“I feel sad that I cannot travel in a vehicle that would provide me the required comfort and safety…using any form of public transport is out the question for someone in my condition,” the senior citizen said.
Subhash, a young businessperson and a city resident, had met with an accident last year and seriously injured his legs. He was referred to a hospital in Patna, and his journey by train proved to be the most painful one in his life. The railways, he mentioned, are absolutely unfair to the disabled particularly when it comes to sanitation.
“I have seen a dangerous situation developing right before my eyes inside the Gauhati University Campus. Students and visitors with disabilities face great hurdles in crossing the road that bisects the campus. They confront considerable risks before they can cross the busy road near the main gate,” observed Hazart Ali, a faculty with Paschim Guwahati Mahavidyalay.
He favoured a pedestrian overbridge with a disabled friendly design that would enable safe passage to all, including wheelchair users.
In Guwahati, as in other fast developing urban areas of the State, the disabled face a nightmare when it comes to sanitation in commercial areas or other public places. Although citizens have made repeated complaints, tangible developments are yet to be seen.
Reports of similar nature have frequently come in from various parts of Assam, all hinting that the authorities concerned have created an insensitive place for the disabled and the elderly when it comes to providing amenities both from the public and the private sector.

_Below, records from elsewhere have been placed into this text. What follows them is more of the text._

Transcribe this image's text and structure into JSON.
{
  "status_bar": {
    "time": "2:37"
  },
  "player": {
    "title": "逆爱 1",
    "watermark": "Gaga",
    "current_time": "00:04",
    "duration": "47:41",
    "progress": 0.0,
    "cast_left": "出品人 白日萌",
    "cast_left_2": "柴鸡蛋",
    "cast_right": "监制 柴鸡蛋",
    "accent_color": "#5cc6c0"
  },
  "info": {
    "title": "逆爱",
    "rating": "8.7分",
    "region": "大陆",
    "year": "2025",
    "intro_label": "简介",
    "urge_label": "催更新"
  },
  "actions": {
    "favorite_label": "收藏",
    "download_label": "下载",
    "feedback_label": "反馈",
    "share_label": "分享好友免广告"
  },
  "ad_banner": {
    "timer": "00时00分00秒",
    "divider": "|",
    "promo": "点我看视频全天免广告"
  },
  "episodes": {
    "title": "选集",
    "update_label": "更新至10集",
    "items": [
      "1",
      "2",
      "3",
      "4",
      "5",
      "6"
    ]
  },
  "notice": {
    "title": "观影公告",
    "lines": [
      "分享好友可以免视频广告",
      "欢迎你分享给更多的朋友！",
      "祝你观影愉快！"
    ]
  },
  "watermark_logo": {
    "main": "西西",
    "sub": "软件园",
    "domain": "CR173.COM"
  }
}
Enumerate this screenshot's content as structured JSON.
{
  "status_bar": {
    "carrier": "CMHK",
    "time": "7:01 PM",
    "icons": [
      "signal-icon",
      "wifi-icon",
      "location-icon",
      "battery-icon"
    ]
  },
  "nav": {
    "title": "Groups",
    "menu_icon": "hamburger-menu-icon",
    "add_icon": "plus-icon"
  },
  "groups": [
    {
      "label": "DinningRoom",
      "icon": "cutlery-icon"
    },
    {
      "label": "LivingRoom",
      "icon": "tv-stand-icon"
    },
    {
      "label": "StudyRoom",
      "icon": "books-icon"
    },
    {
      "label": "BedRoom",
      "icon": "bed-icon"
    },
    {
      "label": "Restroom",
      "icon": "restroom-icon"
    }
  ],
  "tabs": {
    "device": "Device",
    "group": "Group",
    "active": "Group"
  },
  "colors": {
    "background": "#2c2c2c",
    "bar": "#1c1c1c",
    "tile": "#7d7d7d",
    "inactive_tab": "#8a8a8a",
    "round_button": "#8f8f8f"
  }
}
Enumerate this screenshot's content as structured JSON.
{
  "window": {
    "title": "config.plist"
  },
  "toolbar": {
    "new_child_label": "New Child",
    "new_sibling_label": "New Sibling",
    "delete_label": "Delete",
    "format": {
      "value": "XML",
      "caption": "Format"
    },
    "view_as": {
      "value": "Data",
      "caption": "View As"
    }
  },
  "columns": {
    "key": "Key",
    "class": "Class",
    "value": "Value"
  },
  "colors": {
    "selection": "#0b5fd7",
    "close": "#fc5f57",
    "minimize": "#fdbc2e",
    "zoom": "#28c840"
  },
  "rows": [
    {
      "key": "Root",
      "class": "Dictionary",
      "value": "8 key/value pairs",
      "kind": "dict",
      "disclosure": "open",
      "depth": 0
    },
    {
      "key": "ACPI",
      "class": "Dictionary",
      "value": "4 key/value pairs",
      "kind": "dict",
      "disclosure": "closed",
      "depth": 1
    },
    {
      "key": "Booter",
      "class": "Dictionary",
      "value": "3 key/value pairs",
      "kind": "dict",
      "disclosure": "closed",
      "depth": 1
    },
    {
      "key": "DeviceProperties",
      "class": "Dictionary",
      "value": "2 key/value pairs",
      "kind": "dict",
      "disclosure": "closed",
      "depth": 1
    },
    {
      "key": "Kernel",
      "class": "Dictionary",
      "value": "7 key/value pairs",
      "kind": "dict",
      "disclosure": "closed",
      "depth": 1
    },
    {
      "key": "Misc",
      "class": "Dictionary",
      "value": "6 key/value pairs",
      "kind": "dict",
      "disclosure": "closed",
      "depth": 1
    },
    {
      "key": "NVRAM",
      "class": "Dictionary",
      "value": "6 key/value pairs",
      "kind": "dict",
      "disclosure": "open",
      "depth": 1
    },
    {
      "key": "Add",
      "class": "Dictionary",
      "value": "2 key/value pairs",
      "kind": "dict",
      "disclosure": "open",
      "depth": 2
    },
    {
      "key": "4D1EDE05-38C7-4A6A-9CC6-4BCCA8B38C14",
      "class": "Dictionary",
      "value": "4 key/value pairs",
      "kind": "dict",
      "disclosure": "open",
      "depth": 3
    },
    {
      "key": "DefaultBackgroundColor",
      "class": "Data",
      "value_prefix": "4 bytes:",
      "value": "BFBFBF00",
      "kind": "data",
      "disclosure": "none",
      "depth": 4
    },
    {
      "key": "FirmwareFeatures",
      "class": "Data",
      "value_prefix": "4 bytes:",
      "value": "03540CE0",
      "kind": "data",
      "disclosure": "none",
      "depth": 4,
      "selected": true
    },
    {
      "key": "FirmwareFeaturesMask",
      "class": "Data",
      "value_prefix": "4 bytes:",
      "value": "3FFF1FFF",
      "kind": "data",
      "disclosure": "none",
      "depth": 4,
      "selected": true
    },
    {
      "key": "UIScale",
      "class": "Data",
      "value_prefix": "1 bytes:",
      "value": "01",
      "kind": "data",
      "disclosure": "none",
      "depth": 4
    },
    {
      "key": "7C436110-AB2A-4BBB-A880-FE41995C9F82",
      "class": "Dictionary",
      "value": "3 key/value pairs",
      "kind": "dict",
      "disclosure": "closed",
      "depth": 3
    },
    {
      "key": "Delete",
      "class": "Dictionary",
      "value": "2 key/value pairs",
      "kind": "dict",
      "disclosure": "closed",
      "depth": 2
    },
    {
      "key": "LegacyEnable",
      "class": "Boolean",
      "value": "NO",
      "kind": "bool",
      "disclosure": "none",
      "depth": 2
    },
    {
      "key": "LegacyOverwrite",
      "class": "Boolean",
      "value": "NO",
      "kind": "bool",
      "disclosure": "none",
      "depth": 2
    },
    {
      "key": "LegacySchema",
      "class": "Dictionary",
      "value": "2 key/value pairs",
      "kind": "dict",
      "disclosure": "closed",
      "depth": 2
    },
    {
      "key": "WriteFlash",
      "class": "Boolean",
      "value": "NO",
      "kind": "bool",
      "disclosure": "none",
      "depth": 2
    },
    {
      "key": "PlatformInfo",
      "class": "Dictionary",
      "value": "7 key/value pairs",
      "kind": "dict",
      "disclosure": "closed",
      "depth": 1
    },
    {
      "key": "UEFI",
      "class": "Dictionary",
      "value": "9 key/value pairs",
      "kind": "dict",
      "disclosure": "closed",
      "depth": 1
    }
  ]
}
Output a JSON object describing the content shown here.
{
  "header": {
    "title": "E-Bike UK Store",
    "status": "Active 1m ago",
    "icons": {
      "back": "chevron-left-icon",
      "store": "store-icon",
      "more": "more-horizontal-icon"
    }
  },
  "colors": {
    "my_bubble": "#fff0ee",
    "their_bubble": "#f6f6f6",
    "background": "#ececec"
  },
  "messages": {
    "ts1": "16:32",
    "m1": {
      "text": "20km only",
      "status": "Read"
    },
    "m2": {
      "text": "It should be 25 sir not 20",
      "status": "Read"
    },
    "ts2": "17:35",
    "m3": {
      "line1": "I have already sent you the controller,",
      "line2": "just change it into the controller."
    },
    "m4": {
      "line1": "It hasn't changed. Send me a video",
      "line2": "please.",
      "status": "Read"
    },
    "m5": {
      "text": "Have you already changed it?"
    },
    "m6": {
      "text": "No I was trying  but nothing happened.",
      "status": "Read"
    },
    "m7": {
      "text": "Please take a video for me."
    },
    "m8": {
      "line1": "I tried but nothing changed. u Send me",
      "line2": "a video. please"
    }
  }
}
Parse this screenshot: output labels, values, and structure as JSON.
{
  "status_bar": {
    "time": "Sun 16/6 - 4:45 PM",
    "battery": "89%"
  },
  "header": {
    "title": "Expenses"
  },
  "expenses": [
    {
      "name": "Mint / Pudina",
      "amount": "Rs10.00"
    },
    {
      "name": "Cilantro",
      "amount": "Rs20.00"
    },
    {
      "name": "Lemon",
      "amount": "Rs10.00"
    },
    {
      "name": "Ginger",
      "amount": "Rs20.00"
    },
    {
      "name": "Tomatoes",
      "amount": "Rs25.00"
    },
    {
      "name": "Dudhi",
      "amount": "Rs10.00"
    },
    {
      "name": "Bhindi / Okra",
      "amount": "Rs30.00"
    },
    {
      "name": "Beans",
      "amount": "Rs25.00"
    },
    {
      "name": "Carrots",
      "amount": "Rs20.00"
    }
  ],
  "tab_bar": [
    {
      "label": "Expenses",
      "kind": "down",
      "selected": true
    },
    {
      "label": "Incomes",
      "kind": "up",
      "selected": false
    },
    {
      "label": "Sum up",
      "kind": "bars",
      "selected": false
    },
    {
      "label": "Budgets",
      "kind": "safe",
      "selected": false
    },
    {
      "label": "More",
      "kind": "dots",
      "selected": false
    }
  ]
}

According to sources working in the disability sector, the divide between a healthy adult and a physically challenged individual has grown in urban areas when it comes to transport, sanitation and leisure activities. While the options open to the general population has expanded manifold, the disabled are being denied access to most facilities, a fact even more ironic in a state that has a substantial population of disabled people.
A senior engineer of a State Government Department, who did not wish to be named, admitted that the issue of disabled friendly design is not integral to most projects which are going on or are in the planning stage. ‘Instructions to engineers and contractors do not specifically mention such aspects,’ he stated.
Those in the disability sector argue that ‘inclusive design’ should be made mandatory in all public buildings and infrastructure. According to them, it does not cost much to create such amenities if they are incorporated at the planning stages.